[Web page and app entries]

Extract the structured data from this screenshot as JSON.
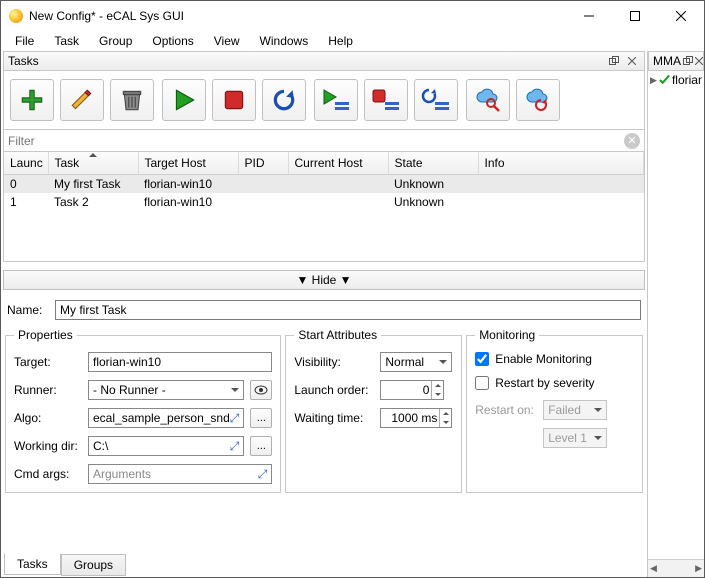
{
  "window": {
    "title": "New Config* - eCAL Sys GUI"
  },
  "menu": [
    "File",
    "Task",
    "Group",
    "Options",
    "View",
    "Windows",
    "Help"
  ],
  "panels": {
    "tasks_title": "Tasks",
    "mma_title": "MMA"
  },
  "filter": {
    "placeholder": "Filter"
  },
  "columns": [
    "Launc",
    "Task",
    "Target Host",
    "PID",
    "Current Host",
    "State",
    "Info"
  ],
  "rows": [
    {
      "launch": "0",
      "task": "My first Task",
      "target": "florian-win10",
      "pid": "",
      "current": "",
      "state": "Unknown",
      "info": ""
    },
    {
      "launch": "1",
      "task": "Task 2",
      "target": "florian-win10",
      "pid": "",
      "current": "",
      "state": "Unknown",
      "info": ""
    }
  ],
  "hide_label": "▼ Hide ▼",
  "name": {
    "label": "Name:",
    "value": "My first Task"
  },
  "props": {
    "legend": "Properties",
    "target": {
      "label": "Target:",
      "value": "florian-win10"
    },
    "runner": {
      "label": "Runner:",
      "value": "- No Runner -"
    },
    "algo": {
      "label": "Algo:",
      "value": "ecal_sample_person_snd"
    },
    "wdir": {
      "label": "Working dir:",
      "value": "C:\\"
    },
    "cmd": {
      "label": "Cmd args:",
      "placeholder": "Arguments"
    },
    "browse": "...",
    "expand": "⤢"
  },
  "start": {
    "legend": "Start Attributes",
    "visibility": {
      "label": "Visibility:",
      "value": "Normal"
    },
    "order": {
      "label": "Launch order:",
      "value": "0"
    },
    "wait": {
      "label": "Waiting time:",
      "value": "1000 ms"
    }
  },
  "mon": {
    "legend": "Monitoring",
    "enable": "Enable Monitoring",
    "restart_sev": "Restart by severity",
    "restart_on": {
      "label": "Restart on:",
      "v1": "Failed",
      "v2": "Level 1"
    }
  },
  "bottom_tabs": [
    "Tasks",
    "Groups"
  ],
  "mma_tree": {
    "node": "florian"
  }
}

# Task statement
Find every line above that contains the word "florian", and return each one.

# Response to this task
      "target": "florian-win10",
      "target": "florian-win10",
      "value": "florian-win10"
    "node": "florian"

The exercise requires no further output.